snappy young fellow, and they must know it."

"You go back to your bed," said old Madam North Wind. "It is not time

for frosts yet. You should not begin your rounds for another two weeks

at least."

"Oh, mother, you are so old-fashioned," said Jack Frost. "I want to be

up and doing. Those farmers think they know everything there is to

know about the weather, and I want to show them I am too smart for

them. I shall start off to-night."

"You listen to me if you do not wish to spoil all your beautiful

colored pictures, Jack," said his mother. "I may be old-fashioned, but

I know what the beauty of your work is worth, and if you do not wish to

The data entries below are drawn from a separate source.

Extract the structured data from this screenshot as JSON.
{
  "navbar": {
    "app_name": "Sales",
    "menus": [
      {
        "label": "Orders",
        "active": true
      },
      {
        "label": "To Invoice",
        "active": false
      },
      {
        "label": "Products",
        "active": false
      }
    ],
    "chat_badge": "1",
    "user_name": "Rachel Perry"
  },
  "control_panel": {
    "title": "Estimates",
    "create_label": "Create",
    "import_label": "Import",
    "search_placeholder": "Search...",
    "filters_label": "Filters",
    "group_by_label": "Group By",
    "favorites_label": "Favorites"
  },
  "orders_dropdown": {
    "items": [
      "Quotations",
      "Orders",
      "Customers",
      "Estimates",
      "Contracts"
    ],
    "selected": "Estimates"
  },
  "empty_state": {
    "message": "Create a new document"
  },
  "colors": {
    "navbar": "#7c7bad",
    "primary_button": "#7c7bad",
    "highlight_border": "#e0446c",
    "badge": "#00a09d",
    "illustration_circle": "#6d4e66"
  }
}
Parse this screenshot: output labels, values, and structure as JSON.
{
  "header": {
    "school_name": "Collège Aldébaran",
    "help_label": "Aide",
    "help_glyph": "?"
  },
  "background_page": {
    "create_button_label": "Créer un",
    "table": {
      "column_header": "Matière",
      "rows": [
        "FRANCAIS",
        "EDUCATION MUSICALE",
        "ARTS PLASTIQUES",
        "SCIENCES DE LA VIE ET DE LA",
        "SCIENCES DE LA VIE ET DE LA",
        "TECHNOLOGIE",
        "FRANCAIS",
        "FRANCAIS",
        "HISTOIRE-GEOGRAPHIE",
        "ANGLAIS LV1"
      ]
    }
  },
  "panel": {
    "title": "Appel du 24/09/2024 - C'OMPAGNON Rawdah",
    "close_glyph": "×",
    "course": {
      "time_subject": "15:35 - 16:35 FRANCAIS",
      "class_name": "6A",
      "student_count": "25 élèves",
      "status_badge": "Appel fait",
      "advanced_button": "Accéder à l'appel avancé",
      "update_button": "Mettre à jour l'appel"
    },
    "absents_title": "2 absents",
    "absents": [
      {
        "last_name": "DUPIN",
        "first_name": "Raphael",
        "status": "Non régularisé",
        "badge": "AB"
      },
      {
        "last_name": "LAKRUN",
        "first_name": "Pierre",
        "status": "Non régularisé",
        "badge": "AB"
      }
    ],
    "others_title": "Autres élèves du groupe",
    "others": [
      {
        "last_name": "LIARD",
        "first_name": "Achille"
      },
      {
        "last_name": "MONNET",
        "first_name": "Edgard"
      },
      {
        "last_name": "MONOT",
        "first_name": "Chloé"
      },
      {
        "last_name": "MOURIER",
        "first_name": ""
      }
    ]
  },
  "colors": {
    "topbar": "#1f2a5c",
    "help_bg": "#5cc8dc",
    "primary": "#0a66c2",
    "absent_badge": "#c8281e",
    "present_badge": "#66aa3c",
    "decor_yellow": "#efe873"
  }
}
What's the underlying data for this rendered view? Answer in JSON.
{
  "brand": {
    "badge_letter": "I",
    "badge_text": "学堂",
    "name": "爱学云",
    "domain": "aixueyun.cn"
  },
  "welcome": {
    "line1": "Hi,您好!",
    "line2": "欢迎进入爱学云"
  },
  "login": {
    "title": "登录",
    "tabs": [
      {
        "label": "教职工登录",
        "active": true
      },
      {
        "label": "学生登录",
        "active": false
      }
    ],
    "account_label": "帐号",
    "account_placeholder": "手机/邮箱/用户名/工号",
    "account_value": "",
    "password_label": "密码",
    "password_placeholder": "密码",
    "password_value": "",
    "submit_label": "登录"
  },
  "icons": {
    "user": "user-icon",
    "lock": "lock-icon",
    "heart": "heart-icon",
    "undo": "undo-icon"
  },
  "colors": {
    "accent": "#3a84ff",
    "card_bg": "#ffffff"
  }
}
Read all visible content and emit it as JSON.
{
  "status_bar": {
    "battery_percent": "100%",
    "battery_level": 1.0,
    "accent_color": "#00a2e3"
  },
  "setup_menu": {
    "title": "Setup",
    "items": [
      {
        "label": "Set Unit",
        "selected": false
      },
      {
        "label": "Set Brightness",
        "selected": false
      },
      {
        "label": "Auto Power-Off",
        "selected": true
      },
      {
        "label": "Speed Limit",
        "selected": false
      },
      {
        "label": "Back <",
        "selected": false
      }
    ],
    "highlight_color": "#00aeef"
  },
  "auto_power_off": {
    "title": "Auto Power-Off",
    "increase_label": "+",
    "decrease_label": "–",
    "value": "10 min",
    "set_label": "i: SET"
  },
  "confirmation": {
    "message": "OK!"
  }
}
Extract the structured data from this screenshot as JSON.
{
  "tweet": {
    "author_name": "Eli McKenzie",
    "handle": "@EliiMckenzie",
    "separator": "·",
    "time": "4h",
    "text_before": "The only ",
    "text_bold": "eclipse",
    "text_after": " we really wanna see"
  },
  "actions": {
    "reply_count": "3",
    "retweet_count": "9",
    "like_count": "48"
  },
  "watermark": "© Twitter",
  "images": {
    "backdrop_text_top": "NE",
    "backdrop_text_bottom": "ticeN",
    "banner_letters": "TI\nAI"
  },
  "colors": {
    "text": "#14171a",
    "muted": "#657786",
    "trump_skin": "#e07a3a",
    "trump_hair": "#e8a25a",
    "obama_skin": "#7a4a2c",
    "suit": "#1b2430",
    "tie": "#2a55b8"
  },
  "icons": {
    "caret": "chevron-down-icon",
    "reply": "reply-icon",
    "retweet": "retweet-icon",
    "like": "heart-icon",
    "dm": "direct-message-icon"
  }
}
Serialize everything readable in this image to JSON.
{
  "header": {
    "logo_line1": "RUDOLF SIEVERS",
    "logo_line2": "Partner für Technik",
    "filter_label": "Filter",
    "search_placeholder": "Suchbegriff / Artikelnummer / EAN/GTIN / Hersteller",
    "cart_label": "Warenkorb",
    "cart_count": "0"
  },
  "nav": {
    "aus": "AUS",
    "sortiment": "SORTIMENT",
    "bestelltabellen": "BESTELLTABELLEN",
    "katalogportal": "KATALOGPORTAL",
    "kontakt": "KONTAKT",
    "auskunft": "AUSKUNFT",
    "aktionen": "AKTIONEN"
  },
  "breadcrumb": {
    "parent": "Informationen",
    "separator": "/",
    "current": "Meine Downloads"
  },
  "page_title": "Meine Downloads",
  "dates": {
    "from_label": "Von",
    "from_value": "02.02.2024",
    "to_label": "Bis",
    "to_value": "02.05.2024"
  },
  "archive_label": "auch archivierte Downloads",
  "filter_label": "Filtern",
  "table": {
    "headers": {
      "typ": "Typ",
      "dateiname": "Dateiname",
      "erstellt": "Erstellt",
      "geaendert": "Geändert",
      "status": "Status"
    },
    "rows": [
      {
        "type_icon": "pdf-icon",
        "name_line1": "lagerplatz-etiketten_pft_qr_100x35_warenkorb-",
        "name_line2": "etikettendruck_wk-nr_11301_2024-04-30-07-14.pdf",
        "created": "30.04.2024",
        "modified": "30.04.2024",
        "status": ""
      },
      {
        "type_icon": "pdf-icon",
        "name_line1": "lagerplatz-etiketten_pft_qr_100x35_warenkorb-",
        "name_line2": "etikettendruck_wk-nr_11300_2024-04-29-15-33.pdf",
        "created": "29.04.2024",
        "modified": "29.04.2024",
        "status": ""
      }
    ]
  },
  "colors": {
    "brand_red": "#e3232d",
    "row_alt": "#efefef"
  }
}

lose your reputation as an artist you go back to your bed and wait

until I call you."

But Jack Frost, like many a son, thought his mother was far too

old-fashioned; but to keep her from fretting he crept into bed again

and kept still until he was sure his mother was asleep.

All day he kept quiet, and when the darkness came he listened to make

sure old Madam North Wind was still sleeping before he crept softly out

of his bed.

Very quietly he got out his big white coat and cap and then he filled

his big white bag with white shiny frost from his mother's chest.

He filled the bag full and then shook it down and put in more. "I'll

give them a good one to-night," he said, laughing at the thought of the

surprise he would give the farmers.

Then he crept softly past his sleeping mother, and out he went; flying

swiftly over hill and dale.

All around he spread the white frost, and when at last he finished his

work the old Sun Man, looking over the crest of the hill, was horrified

when he looked upon a white world.

"You rascal!" he shouted after Jack Frost's flying shape. "You are far

too early! You have spoiled all your pictures for this year!"

"Old silly, what does he know?" said Jack as he hurried along. "He is

just like mother--old-fashioned."

Jack got softly into bed, and not until his mother called him did he

awake again.

"Come," she said one day, "it is time now for you to be about your

work, and your pictures should be gorgeous in their colorings this

year. Be careful, my son; scatter your frost to-night lightly, and

again to-morrow night. I will go out in the morning and see how things


Jack Frost did not tell his mother he had been out before. He did not

need to tell her, for the next morning before old Madam North Wind had

gone far she knew what had happened. "They are all spoiled," she said

as she looked over the landscape; "all black and dead before they had a

bit of color."

"Come out and look at your work," she said, going back for her son.

"You thought you knew more about it than your old mother."

Jack Frost had no idea what old Madam North Wind meant, but he felt

sure something was wrong, so he followed his mother very meekly; but

when they reached the forest he knew something was wrong indeed.

No bright and beautifully-colored leaves and bushes met his gaze. All

were brown and black. "What is the matter with my pictures?" he asked.

"I thought they would be very beautiful this year."

"You stole out before it was time, and you not only surprised the

farmers, but you spoiled all your gorgeous pictures and cheated all the

people who look for them. There will be none this year because you

thought you knew more than I. Go home. There is no work for you, and

perhaps you will listen to me next year and not get up until I call


Jack Frost went home a sadder but wiser fellow and the next year he

slept and did not put his frosty nose out from under his blanket until

old Madam North Wind called him.